You can also try adding drainage holes on your own with a drill bit. To add drainage holes to metal or plastic containers, you can use a standard drill bit. For unglazed clay or terra cotta, opt for a masonry bit. Delicate materials, like porcelain or ceramic, are more difficult to drill into without breaking the pot, and a glass or tile drill bit should be used on these surfaces. Start with the smallest bit first and gradually increase the hole size with larger bits until the drainage holes allow water to pass through freely. Depending on the size of the container, two to four drainage holes are typically sufficient. Make sure the holes are positioned in the lowest areas of the pot, where water naturally pools.
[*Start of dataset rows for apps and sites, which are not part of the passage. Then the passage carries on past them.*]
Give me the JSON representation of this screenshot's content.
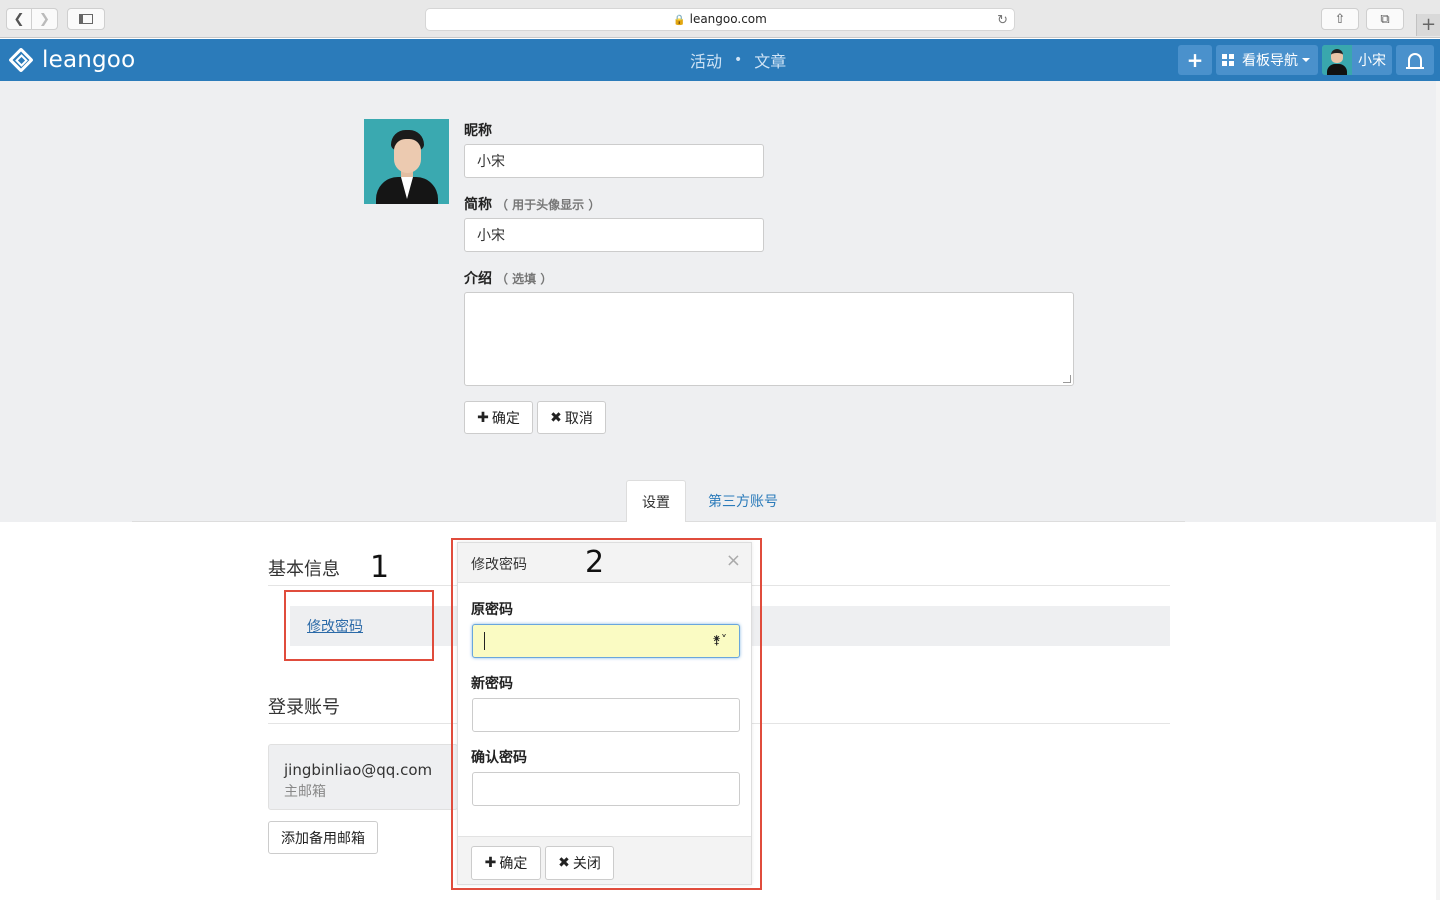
{
  "browser": {
    "url": "leangoo.com"
  },
  "nav": {
    "brand": "leangoo",
    "center_links": [
      "活动",
      "文章"
    ],
    "center_sep": "•",
    "add_label": "+",
    "boards_label": "看板导航",
    "user_name": "小宋"
  },
  "profile": {
    "nickname_label": "昵称",
    "nickname_value": "小宋",
    "short_label": "简称",
    "short_hint": "（ 用于头像显示 ）",
    "short_value": "小宋",
    "intro_label": "介绍",
    "intro_hint": "（ 选填 ）",
    "intro_value": "",
    "confirm_label": "确定",
    "cancel_label": "取消"
  },
  "tabs": {
    "active": "设置",
    "other": "第三方账号"
  },
  "settings": {
    "basic_title": "基本信息",
    "change_pwd_link": "修改密码",
    "login_title": "登录账号",
    "email": "jingbinliao@qq.com",
    "email_tag": "主邮箱",
    "add_backup_label": "添加备用邮箱"
  },
  "annotations": {
    "one": "1",
    "two": "2"
  },
  "modal": {
    "title": "修改密码",
    "close": "×",
    "old_label": "原密码",
    "new_label": "新密码",
    "confirm_pwd_label": "确认密码",
    "ok_label": "确定",
    "close_label": "关闭"
  },
  "icons": {
    "plus": "✚",
    "times": "✖"
  },
  "colors": {
    "brand": "#2b7bba",
    "highlight": "#e04c3c",
    "autofill": "#fafbc3"
  }
}
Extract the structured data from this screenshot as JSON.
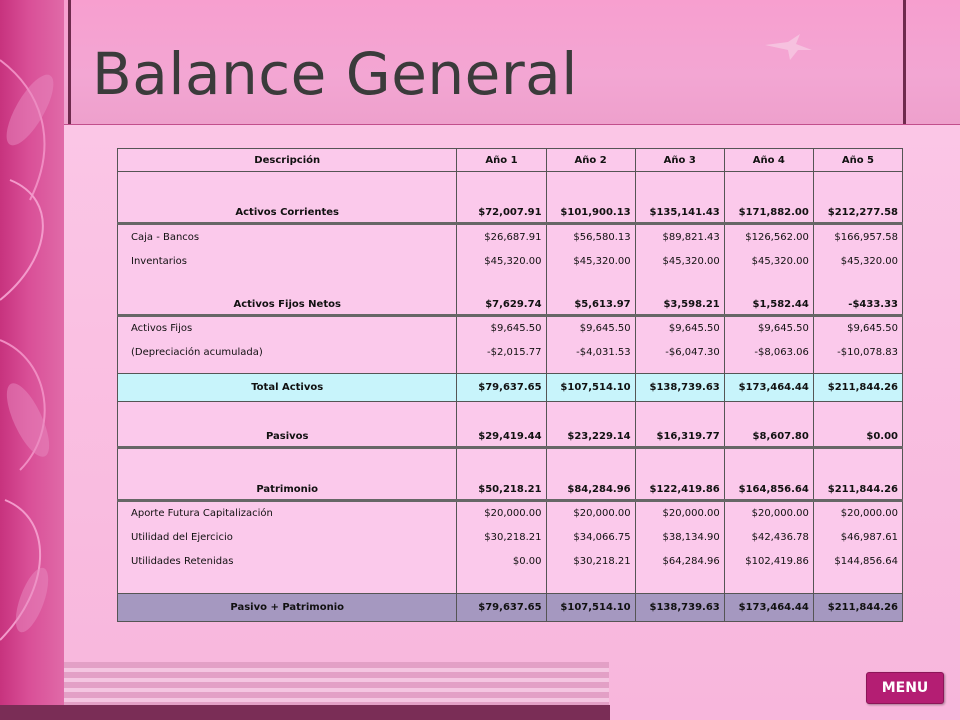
{
  "page": {
    "title": "Balance General"
  },
  "table": {
    "headers": [
      "Descripción",
      "Año 1",
      "Año 2",
      "Año 3",
      "Año 4",
      "Año 5"
    ],
    "activos_corrientes": {
      "label": "Activos Corrientes",
      "values": [
        "$72,007.91",
        "$101,900.13",
        "$135,141.43",
        "$171,882.00",
        "$212,277.58"
      ]
    },
    "caja_bancos": {
      "label": "Caja - Bancos",
      "values": [
        "$26,687.91",
        "$56,580.13",
        "$89,821.43",
        "$126,562.00",
        "$166,957.58"
      ]
    },
    "inventarios": {
      "label": "Inventarios",
      "values": [
        "$45,320.00",
        "$45,320.00",
        "$45,320.00",
        "$45,320.00",
        "$45,320.00"
      ]
    },
    "activos_fijos_netos": {
      "label": "Activos Fijos Netos",
      "values": [
        "$7,629.74",
        "$5,613.97",
        "$3,598.21",
        "$1,582.44",
        "-$433.33"
      ]
    },
    "activos_fijos": {
      "label": "Activos Fijos",
      "values": [
        "$9,645.50",
        "$9,645.50",
        "$9,645.50",
        "$9,645.50",
        "$9,645.50"
      ]
    },
    "depreciacion": {
      "label": "(Depreciación acumulada)",
      "values": [
        "-$2,015.77",
        "-$4,031.53",
        "-$6,047.30",
        "-$8,063.06",
        "-$10,078.83"
      ]
    },
    "total_activos": {
      "label": "Total Activos",
      "values": [
        "$79,637.65",
        "$107,514.10",
        "$138,739.63",
        "$173,464.44",
        "$211,844.26"
      ]
    },
    "pasivos": {
      "label": "Pasivos",
      "values": [
        "$29,419.44",
        "$23,229.14",
        "$16,319.77",
        "$8,607.80",
        "$0.00"
      ]
    },
    "patrimonio": {
      "label": "Patrimonio",
      "values": [
        "$50,218.21",
        "$84,284.96",
        "$122,419.86",
        "$164,856.64",
        "$211,844.26"
      ]
    },
    "aporte": {
      "label": "Aporte Futura Capitalización",
      "values": [
        "$20,000.00",
        "$20,000.00",
        "$20,000.00",
        "$20,000.00",
        "$20,000.00"
      ]
    },
    "utilidad_ejercicio": {
      "label": "Utilidad del Ejercicio",
      "values": [
        "$30,218.21",
        "$34,066.75",
        "$38,134.90",
        "$42,436.78",
        "$46,987.61"
      ]
    },
    "utilidades_retenidas": {
      "label": "Utilidades Retenidas",
      "values": [
        "$0.00",
        "$30,218.21",
        "$64,284.96",
        "$102,419.86",
        "$144,856.64"
      ]
    },
    "pasivo_patrimonio": {
      "label": "Pasivo + Patrimonio",
      "values": [
        "$79,637.65",
        "$107,514.10",
        "$138,739.63",
        "$173,464.44",
        "$211,844.26"
      ]
    }
  },
  "menu": {
    "label": "MENU"
  },
  "colors": {
    "accent": "#b41e73",
    "total_row": "#c8f4fb",
    "final_row": "#a598c0",
    "table_bg": "#fbc9eb"
  }
}
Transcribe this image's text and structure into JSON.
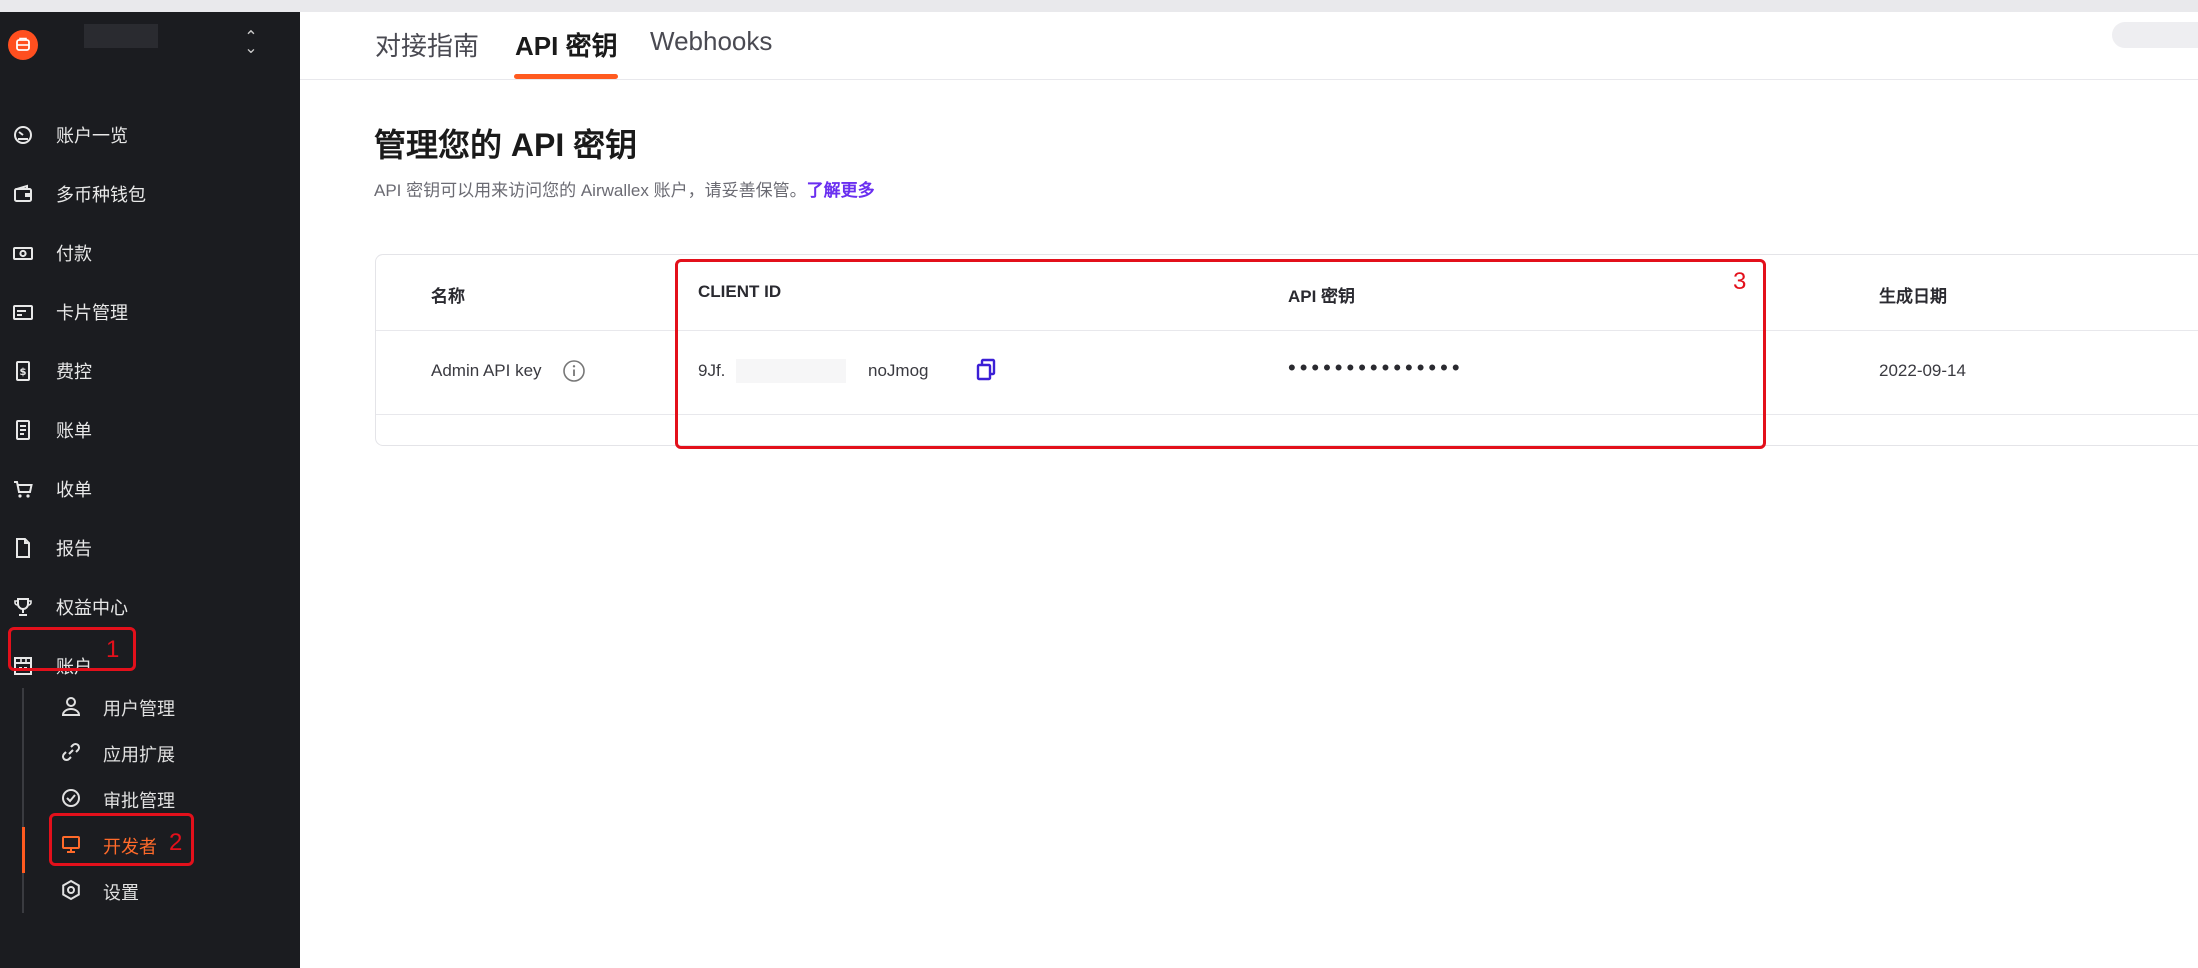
{
  "sidebar": {
    "items": [
      {
        "label": "账户一览",
        "icon": "gauge-icon"
      },
      {
        "label": "多币种钱包",
        "icon": "wallet-icon"
      },
      {
        "label": "付款",
        "icon": "banknote-icon"
      },
      {
        "label": "卡片管理",
        "icon": "card-icon"
      },
      {
        "label": "费控",
        "icon": "expense-icon"
      },
      {
        "label": "账单",
        "icon": "bill-icon"
      },
      {
        "label": "收单",
        "icon": "cart-icon"
      },
      {
        "label": "报告",
        "icon": "document-icon"
      },
      {
        "label": "权益中心",
        "icon": "trophy-icon"
      },
      {
        "label": "账户",
        "icon": "store-icon"
      }
    ],
    "sub_items": [
      {
        "label": "用户管理",
        "icon": "user-icon"
      },
      {
        "label": "应用扩展",
        "icon": "link-icon"
      },
      {
        "label": "审批管理",
        "icon": "check-circle-icon"
      },
      {
        "label": "开发者",
        "icon": "monitor-icon",
        "active": true
      },
      {
        "label": "设置",
        "icon": "settings-icon"
      }
    ]
  },
  "annotations": [
    "1",
    "2",
    "3"
  ],
  "tabs": [
    {
      "label": "对接指南"
    },
    {
      "label": "API 密钥",
      "active": true
    },
    {
      "label": "Webhooks"
    }
  ],
  "page": {
    "title": "管理您的 API 密钥",
    "description": "API 密钥可以用来访问您的 Airwallex 账户，请妥善保管。",
    "learn_more": "了解更多"
  },
  "table": {
    "headers": [
      "名称",
      "CLIENT ID",
      "API 密钥",
      "生成日期"
    ],
    "rows": [
      {
        "name": "Admin API key",
        "client_id_start": "9Jf.",
        "client_id_end": "noJmog",
        "api_key": "•••••••••••••••",
        "date": "2022-09-14"
      }
    ]
  },
  "colors": {
    "accent": "#ff5a1f",
    "annotation": "#e3101b",
    "link": "#6a2ff0",
    "sidebar_bg": "#1b1c20"
  }
}
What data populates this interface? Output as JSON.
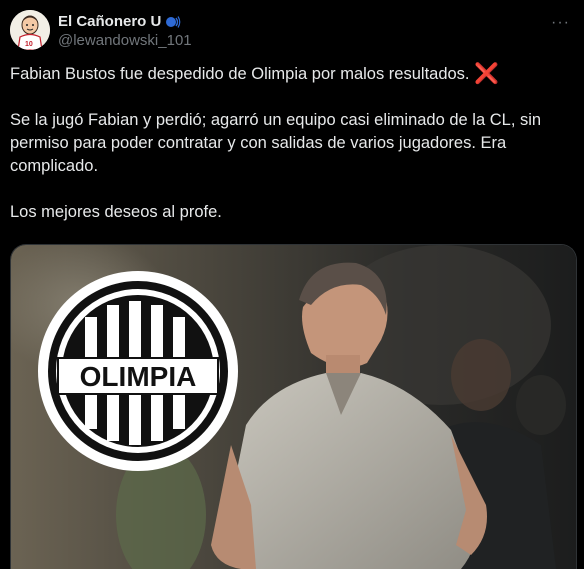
{
  "author": {
    "display_name": "El Cañonero U",
    "handle": "@lewandowski_101",
    "avatar_icon": "cartoon-player-avatar",
    "badge_icon": "speaking-head-emoji"
  },
  "more_icon": "more-horizontal-icon",
  "more_label": "···",
  "tweet": {
    "line1": "Fabian Bustos fue despedido de Olimpia por malos resultados.",
    "line1_emoji": "❌",
    "para2": "Se la jugó Fabian y perdió; agarró un equipo casi eliminado de la CL, sin permiso para poder contratar y con salidas de varios jugadores. Era complicado.",
    "para3": "Los mejores deseos al profe."
  },
  "media": {
    "logo_text": "OLIMPIA",
    "logo_icon": "olimpia-club-crest"
  },
  "colors": {
    "background": "#000000",
    "text": "#e7e9ea",
    "secondary": "#71767b",
    "cross": "#e0263b"
  }
}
When moving your plant into a new pot, you'll be handling the roots, so go slow and steady. Water the pot fifteen minutes to an hour before repotting; this makes the root ball easier to remove and reduces root stress during the transition. When it's time to repot, tilt the old pot to the side to slide out the root ball gently. Carefully massage the roots to loosen them and release old soil, using a light hand to avoid breakage. Plant according to nursery tag recommendations—or additional recommendations you may have received from one of our Trusted Garden Advisors—and finish by watering your plant again.
Organic & Synthetic Fertilizers
Roots are more than living drinking straws! They also absorb nutrients to "feed" your plants. Organic matter is important to maintaining healthy soil because it breaks down slowly and releases the nutrients your plants need to survive. For garden beds, we use many different kinds of organic matter to improve nutrient availability, tilth, and aeration in the soil, such as:
- Worm Castings
- Bat Guano
These nutrient-dense organic materials are great for feeding the soil of garden beds and borders, but they're often too slow-acting to feed potted plants. In pots, the soil and soil nutrients are very limited, so faster-acting synthetic fertilizers are sometimes needed to keep your plants well-fed. Just like with soil mixes, different fertilizers are appropriate for different plants. Consult with a SummerWinds team member to find the right fertilizers for you!
Keeping Roots Protected
After you've finished a new planting outdoors, your work is not done! Particularly here in the Arizona heat, your plants' roots will need protection from the sun. A generous layer of mulch helps prevent the evaporation of moisture from the soil, reduces weed competition, and insulates roots from our blazing summer weather. Apply a 2-3 inch layer around the root ball area, avoiding the stems of your plant. Choose an organic mulch, like wood chips, which break down over time and help build the soil quality.
If you take great care of your roots, healthy plants are sure to follow! Visit us at one of our Arizona SummerWinds locations for more great gardening products, information, and inspiration.